Travellers we were. It was early June and we were heading to the Lakes District, Cumbria, planning a stopover in Penrith. On the way we encountered some other travellers.
The traffic had all but stopped .To most it was a nuisance but I was excited and in awe to be a spectator of a centuries old pilgrimage.
We followed the caravan convoy through town and later passed encampments along the road verges. What we had observed was the annual gathering of gypsies for the Appleby Horse Fair. King James 11 had signed a Charter in 1685 allowing them to meet annually near the River of Eden to sell goods and livestock. the location ,where Appleby is located.
As the vardos trundled through the town, hooves clip clopping, it took us back to a time when it was possible to live off the land. Gypsies have a bad press, now as in past times, influenced by centuries of prejudice and distrust that sees only flaws and not the rich heritage of their culture; even so we still romanticize about that dark eyed musician who enchants with his wild music, or wistfully wish we, too, were sitting by a campfire whose sparks leap out to join the stars in the velvet night as the dancers twirl endlessly to tunes of love, life and freedom.

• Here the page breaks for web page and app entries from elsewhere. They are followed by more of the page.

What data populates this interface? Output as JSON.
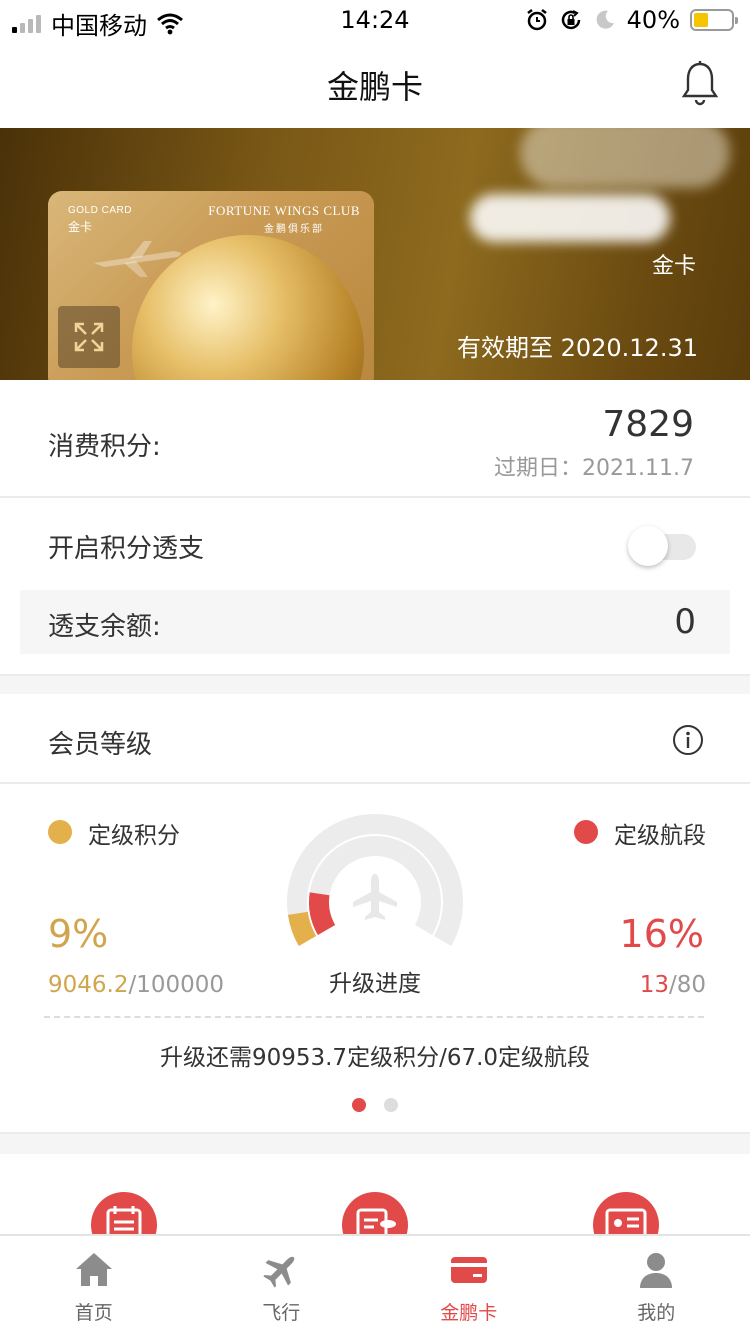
{
  "status_bar": {
    "carrier": "中国移动",
    "time": "14:24",
    "battery_percent": "40%",
    "battery_level": 0.4,
    "signal_bars": 1,
    "battery_color": "#f4c500"
  },
  "nav": {
    "title": "金鹏卡"
  },
  "card": {
    "tier_en": "GOLD CARD",
    "tier_cn": "金卡",
    "club_en": "FORTUNE WINGS CLUB",
    "club_cn": "金鹏俱乐部",
    "level": "金卡",
    "expiry": "有效期至 2020.12.31"
  },
  "points": {
    "label": "消费积分:",
    "value": "7829",
    "expiry": "过期日：2021.11.7"
  },
  "overdraft": {
    "label": "开启积分透支",
    "enabled": false,
    "balance_label": "透支余额:",
    "balance_value": "0"
  },
  "membership": {
    "label": "会员等级",
    "points_legend": "定级积分",
    "segments_legend": "定级航段",
    "points_percent": "9%",
    "points_fraction": 0.09,
    "points_current": "9046.2",
    "points_total": "/100000",
    "segments_percent": "16%",
    "segments_fraction": 0.16,
    "segments_current": "13",
    "segments_total": "/80",
    "gauge_label": "升级进度",
    "upgrade_need": "升级还需90953.7定级积分/67.0定级航段",
    "page_count": 2,
    "active_page": 0
  },
  "colors": {
    "accent_red": "#e24a4a",
    "accent_gold": "#e3b04b",
    "banner_brown": "#7a5816"
  },
  "tabs": [
    {
      "label": "首页",
      "icon": "home-icon",
      "active": false
    },
    {
      "label": "飞行",
      "icon": "plane-icon",
      "active": false
    },
    {
      "label": "金鹏卡",
      "icon": "card-icon",
      "active": true
    },
    {
      "label": "我的",
      "icon": "person-icon",
      "active": false
    }
  ]
}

As this came back to mind a little gypsy girl came and pulled a my heartstrings for she knows how to hold and read hearts.